[Input material]
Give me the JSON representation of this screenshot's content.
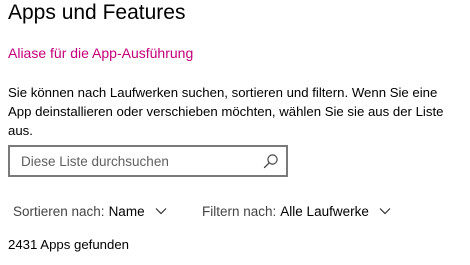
{
  "page": {
    "title": "Apps und Features",
    "alias_link": "Aliase für die App-Ausführung",
    "description": "Sie können nach Laufwerken suchen, sortieren und filtern. Wenn Sie eine App deinstallieren oder verschieben möchten, wählen Sie sie aus der Liste aus."
  },
  "search": {
    "value": "",
    "placeholder": "Diese Liste durchsuchen",
    "icon": "search-icon"
  },
  "sort": {
    "label": "Sortieren nach:",
    "value": "Name",
    "icon": "chevron-down-icon"
  },
  "filter": {
    "label": "Filtern nach:",
    "value": "Alle Laufwerke",
    "icon": "chevron-down-icon"
  },
  "results": {
    "count_text": "2431 Apps gefunden"
  },
  "colors": {
    "link": "#c3007a",
    "border": "#7a7a7a",
    "placeholder": "#5f5f5f"
  }
}
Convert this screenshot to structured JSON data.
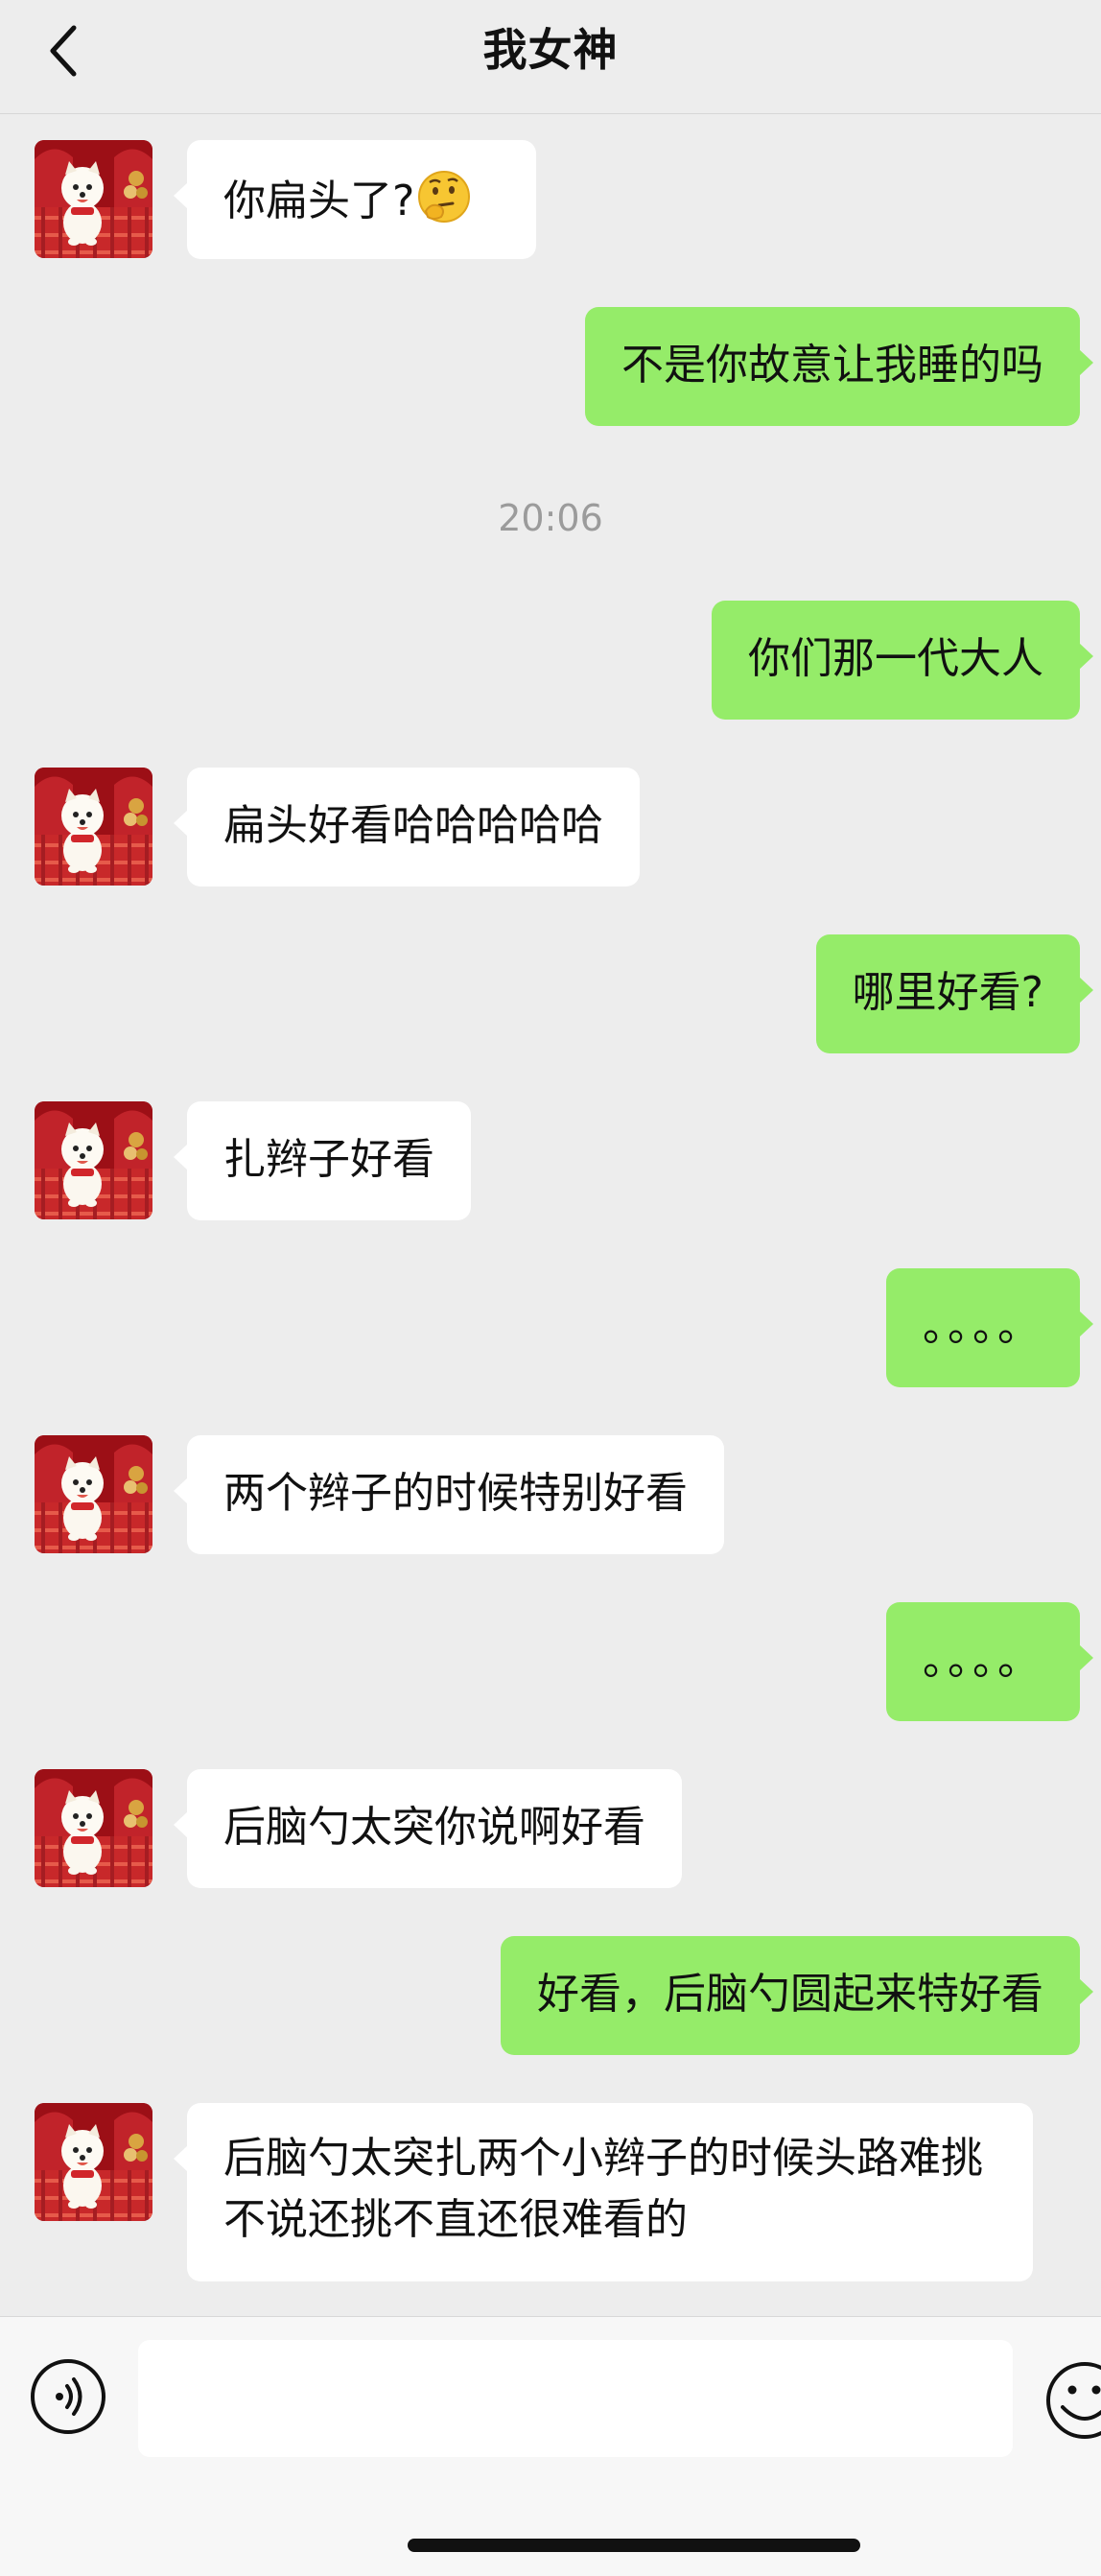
{
  "header": {
    "title": "我女神"
  },
  "timestamp": "20:06",
  "messages": [
    {
      "side": "left",
      "text": "你扁头了?"
    },
    {
      "side": "right",
      "text": "不是你故意让我睡的吗"
    },
    {
      "side": "right",
      "text": "你们那一代大人"
    },
    {
      "side": "left",
      "text": "扁头好看哈哈哈哈哈"
    },
    {
      "side": "right",
      "text": "哪里好看?"
    },
    {
      "side": "left",
      "text": "扎辫子好看"
    },
    {
      "side": "right",
      "text": "。。。。"
    },
    {
      "side": "left",
      "text": "两个辫子的时候特别好看"
    },
    {
      "side": "right",
      "text": "。。。。"
    },
    {
      "side": "left",
      "text": "后脑勺太突你说啊好看"
    },
    {
      "side": "right",
      "text": "好看，后脑勺圆起来特好看"
    },
    {
      "side": "left",
      "text": "后脑勺太突扎两个小辫子的时候头路难挑不说还挑不直还很难看的"
    }
  ],
  "icons": {
    "back": "chevron-left-icon",
    "voice": "voice-icon",
    "emoji": "smiley-icon",
    "thinking_emoji": "thinking-face-emoji"
  },
  "colors": {
    "background": "#ededed",
    "own_bubble": "#95ec69",
    "other_bubble": "#ffffff",
    "timestamp": "#9b9b9b"
  }
}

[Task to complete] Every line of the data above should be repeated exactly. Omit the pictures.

[Response area]
Give me the JSON representation of this screenshot's content.
{
  "page": {
    "title": "Apps und Features",
    "alias_link": "Aliase für die App-Ausführung",
    "description": "Sie können nach Laufwerken suchen, sortieren und filtern. Wenn Sie eine App deinstallieren oder verschieben möchten, wählen Sie sie aus der Liste aus."
  },
  "search": {
    "value": "",
    "placeholder": "Diese Liste durchsuchen",
    "icon": "search-icon"
  },
  "sort": {
    "label": "Sortieren nach:",
    "value": "Name",
    "icon": "chevron-down-icon"
  },
  "filter": {
    "label": "Filtern nach:",
    "value": "Alle Laufwerke",
    "icon": "chevron-down-icon"
  },
  "results": {
    "count_text": "2431 Apps gefunden"
  },
  "colors": {
    "link": "#c3007a",
    "border": "#7a7a7a",
    "placeholder": "#5f5f5f"
  }
}
Convert this screenshot to structured JSON data.
{
  "header": {
    "title": "我女神"
  },
  "timestamp": "20:06",
  "messages": [
    {
      "side": "left",
      "text": "你扁头了?"
    },
    {
      "side": "right",
      "text": "不是你故意让我睡的吗"
    },
    {
      "side": "right",
      "text": "你们那一代大人"
    },
    {
      "side": "left",
      "text": "扁头好看哈哈哈哈哈"
    },
    {
      "side": "right",
      "text": "哪里好看?"
    },
    {
      "side": "left",
      "text": "扎辫子好看"
    },
    {
      "side": "right",
      "text": "。。。。"
    },
    {
      "side": "left",
      "text": "两个辫子的时候特别好看"
    },
    {
      "side": "right",
      "text": "。。。。"
    },
    {
      "side": "left",
      "text": "后脑勺太突你说啊好看"
    },
    {
      "side": "right",
      "text": "好看，后脑勺圆起来特好看"
    },
    {
      "side": "left",
      "text": "后脑勺太突扎两个小辫子的时候头路难挑不说还挑不直还很难看的"
    }
  ],
  "icons": {
    "back": "chevron-left-icon",
    "voice": "voice-icon",
    "emoji": "smiley-icon",
    "thinking_emoji": "thinking-face-emoji"
  },
  "colors": {
    "background": "#ededed",
    "own_bubble": "#95ec69",
    "other_bubble": "#ffffff",
    "timestamp": "#9b9b9b"
  }
}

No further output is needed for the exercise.